Start of Records to use

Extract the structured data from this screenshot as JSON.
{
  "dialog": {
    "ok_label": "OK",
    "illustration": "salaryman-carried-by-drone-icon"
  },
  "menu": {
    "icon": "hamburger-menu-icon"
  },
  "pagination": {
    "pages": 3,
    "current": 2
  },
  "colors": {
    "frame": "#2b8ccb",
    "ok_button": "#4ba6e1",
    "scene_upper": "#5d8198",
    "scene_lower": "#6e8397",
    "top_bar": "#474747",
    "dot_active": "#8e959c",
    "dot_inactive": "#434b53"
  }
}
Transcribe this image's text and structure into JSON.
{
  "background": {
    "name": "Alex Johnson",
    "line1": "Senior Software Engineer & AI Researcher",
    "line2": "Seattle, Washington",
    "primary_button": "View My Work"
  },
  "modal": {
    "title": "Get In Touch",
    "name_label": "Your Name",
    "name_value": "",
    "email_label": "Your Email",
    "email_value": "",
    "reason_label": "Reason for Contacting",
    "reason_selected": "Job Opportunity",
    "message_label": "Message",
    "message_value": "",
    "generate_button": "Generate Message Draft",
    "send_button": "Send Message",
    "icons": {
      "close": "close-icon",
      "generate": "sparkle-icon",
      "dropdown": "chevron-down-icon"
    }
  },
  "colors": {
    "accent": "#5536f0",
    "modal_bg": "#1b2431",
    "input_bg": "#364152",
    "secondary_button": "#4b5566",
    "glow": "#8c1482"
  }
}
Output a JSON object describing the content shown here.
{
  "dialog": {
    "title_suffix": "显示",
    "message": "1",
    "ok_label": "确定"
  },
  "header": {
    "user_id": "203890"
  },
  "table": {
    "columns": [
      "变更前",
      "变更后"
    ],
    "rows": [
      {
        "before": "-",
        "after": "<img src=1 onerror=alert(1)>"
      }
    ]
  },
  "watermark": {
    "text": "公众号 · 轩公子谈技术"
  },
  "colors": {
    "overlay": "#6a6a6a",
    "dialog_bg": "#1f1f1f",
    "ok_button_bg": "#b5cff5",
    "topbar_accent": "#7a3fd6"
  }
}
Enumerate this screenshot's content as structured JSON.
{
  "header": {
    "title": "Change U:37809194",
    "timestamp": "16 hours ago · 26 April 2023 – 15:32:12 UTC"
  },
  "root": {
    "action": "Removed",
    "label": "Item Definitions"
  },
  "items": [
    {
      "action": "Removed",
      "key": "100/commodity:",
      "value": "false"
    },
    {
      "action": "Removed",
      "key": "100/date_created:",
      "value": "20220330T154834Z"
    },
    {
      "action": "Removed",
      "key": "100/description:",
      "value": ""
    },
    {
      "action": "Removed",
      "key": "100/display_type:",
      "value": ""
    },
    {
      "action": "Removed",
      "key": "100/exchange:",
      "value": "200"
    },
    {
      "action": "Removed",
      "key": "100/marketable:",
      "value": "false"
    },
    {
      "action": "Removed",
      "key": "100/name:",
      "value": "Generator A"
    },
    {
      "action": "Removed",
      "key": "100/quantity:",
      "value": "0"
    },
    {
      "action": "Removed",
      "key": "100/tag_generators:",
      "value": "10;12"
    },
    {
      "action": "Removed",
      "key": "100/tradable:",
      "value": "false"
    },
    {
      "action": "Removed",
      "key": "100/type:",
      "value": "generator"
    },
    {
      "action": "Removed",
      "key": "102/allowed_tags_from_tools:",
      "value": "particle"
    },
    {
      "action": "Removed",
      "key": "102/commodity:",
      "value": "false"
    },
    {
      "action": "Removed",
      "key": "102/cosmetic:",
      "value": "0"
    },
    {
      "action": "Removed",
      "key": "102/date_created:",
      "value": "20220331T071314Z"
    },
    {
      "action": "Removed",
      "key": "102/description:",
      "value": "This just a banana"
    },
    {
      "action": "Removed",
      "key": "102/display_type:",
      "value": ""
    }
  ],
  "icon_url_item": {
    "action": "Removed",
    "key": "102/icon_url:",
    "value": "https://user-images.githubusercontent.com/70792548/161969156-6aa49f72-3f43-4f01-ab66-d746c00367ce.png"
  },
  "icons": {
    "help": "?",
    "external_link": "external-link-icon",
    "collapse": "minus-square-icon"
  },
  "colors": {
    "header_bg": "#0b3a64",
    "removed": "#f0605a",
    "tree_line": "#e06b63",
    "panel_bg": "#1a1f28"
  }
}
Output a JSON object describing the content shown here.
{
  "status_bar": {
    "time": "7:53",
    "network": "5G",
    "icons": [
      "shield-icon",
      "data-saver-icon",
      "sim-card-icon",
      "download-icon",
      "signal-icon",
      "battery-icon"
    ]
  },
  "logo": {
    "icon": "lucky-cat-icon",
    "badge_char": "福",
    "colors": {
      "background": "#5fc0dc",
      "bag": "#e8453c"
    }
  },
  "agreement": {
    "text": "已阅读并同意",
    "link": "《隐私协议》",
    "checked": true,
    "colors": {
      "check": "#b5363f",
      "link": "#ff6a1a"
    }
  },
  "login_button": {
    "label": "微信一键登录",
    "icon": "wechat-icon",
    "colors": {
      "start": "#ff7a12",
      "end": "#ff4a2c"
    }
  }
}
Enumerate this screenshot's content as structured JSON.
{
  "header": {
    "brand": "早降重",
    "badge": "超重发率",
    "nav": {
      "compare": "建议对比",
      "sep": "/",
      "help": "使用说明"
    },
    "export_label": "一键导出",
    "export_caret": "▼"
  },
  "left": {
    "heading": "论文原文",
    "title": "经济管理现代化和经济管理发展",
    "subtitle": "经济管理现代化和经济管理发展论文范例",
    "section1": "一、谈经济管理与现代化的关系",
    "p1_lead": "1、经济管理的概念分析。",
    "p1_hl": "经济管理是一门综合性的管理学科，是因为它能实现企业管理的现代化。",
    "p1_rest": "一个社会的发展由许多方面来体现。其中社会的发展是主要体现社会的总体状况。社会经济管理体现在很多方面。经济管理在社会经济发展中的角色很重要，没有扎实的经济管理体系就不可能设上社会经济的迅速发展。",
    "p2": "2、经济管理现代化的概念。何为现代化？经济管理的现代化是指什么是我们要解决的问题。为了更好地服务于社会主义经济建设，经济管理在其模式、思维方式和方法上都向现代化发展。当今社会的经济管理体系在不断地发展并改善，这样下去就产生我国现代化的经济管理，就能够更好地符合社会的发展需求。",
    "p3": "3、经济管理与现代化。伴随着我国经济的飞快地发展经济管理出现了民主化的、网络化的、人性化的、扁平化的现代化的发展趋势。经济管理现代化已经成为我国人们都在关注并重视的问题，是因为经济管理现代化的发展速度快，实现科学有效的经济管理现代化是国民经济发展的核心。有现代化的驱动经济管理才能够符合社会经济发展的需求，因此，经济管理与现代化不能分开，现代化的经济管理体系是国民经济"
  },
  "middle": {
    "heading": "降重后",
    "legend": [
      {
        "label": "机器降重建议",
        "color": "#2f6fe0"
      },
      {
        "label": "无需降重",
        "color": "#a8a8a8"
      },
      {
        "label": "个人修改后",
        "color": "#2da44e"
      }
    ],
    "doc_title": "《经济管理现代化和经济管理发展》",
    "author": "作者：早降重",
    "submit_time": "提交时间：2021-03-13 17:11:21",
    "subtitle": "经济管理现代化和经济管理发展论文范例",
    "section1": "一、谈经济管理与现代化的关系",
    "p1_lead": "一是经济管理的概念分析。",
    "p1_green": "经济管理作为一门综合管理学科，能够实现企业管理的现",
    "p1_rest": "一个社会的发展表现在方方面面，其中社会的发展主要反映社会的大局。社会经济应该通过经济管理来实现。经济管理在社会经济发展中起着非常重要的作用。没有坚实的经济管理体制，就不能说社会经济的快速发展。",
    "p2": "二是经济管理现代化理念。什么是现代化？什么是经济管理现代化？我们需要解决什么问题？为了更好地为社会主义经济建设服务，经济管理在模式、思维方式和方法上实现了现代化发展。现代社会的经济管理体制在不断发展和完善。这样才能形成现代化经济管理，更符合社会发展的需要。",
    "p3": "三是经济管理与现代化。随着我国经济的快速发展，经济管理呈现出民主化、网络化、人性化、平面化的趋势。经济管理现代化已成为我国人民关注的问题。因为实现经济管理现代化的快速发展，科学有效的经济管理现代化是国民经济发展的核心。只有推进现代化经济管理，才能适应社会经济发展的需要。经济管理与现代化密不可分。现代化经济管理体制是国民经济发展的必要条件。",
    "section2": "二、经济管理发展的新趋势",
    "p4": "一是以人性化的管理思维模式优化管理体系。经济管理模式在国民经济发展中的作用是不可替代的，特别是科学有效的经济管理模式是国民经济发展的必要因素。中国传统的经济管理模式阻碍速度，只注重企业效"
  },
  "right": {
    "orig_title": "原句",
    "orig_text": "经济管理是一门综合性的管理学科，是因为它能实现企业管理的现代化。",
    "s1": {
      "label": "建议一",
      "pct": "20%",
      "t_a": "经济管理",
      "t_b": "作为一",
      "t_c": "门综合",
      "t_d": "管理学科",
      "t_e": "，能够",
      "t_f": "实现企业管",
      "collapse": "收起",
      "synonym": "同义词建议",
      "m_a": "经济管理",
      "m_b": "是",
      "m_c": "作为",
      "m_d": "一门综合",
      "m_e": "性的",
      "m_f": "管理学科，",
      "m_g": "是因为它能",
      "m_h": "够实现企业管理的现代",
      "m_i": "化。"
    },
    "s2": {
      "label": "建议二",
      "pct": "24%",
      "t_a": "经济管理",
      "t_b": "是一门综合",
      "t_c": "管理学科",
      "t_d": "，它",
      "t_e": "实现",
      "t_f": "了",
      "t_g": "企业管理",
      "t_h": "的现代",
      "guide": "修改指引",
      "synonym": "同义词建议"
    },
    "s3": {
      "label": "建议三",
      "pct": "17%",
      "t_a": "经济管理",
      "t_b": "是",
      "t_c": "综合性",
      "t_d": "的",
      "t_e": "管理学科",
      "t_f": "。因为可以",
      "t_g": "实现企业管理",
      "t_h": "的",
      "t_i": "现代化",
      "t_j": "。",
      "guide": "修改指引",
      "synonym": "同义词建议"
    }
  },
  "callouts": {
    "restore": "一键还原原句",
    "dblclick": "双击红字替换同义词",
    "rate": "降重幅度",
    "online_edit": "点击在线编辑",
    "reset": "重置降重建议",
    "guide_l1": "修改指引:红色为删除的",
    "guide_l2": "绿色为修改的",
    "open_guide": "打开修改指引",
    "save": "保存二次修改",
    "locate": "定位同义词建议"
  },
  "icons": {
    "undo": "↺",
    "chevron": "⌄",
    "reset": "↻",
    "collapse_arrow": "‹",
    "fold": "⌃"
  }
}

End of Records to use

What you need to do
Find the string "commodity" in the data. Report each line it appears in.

Solved exercise
      "key": "100/commodity:",
      "key": "102/commodity:",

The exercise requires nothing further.